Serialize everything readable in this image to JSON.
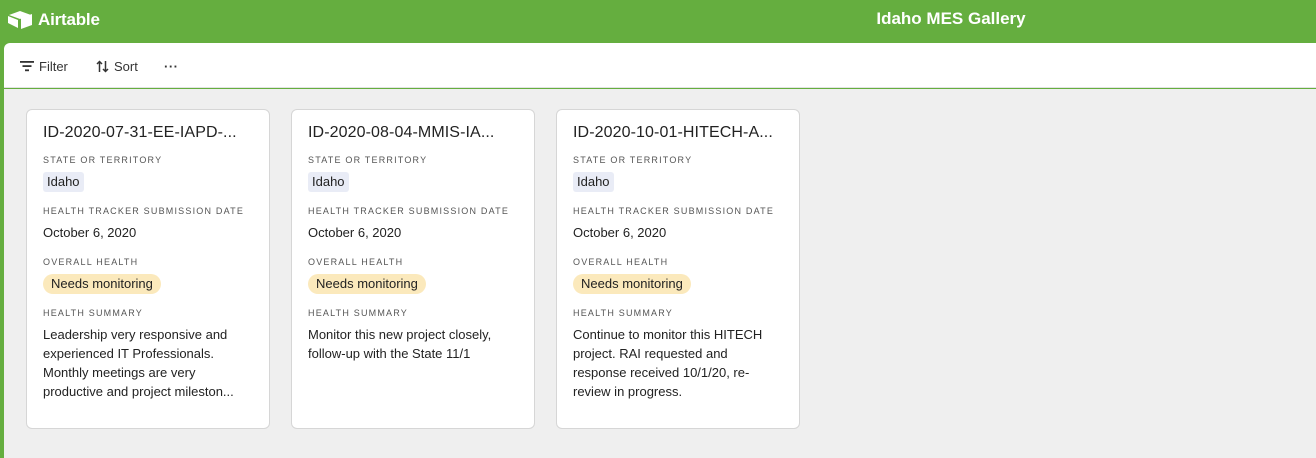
{
  "app": {
    "logo_label": "Airtable",
    "title": "Idaho MES Gallery",
    "brand_color": "#65ae3f"
  },
  "toolbar": {
    "filter_label": "Filter",
    "sort_label": "Sort",
    "more_label": "···"
  },
  "labels": {
    "state": "STATE OR TERRITORY",
    "date": "HEALTH TRACKER SUBMISSION DATE",
    "health": "OVERALL HEALTH",
    "summary": "HEALTH SUMMARY"
  },
  "cards": [
    {
      "title": "ID-2020-07-31-EE-IAPD-...",
      "state": "Idaho",
      "date": "October 6, 2020",
      "health": "Needs monitoring",
      "summary": "Leadership very responsive and experienced IT Professionals. Monthly meetings are very productive and project mileston..."
    },
    {
      "title": "ID-2020-08-04-MMIS-IA...",
      "state": "Idaho",
      "date": "October 6, 2020",
      "health": "Needs monitoring",
      "summary": "Monitor this new project closely, follow-up with the State 11/1"
    },
    {
      "title": "ID-2020-10-01-HITECH-A...",
      "state": "Idaho",
      "date": "October 6, 2020",
      "health": "Needs monitoring",
      "summary": "Continue to monitor this HITECH project. RAI requested and response received 10/1/20, re-review in progress."
    }
  ]
}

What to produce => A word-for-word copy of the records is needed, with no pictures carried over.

Answer to this exercise =>
Serialize everything readable in this image to JSON.
{
  "app": {
    "logo_label": "Airtable",
    "title": "Idaho MES Gallery",
    "brand_color": "#65ae3f"
  },
  "toolbar": {
    "filter_label": "Filter",
    "sort_label": "Sort",
    "more_label": "···"
  },
  "labels": {
    "state": "STATE OR TERRITORY",
    "date": "HEALTH TRACKER SUBMISSION DATE",
    "health": "OVERALL HEALTH",
    "summary": "HEALTH SUMMARY"
  },
  "cards": [
    {
      "title": "ID-2020-07-31-EE-IAPD-...",
      "state": "Idaho",
      "date": "October 6, 2020",
      "health": "Needs monitoring",
      "summary": "Leadership very responsive and experienced IT Professionals. Monthly meetings are very productive and project mileston..."
    },
    {
      "title": "ID-2020-08-04-MMIS-IA...",
      "state": "Idaho",
      "date": "October 6, 2020",
      "health": "Needs monitoring",
      "summary": "Monitor this new project closely, follow-up with the State 11/1"
    },
    {
      "title": "ID-2020-10-01-HITECH-A...",
      "state": "Idaho",
      "date": "October 6, 2020",
      "health": "Needs monitoring",
      "summary": "Continue to monitor this HITECH project. RAI requested and response received 10/1/20, re-review in progress."
    }
  ]
}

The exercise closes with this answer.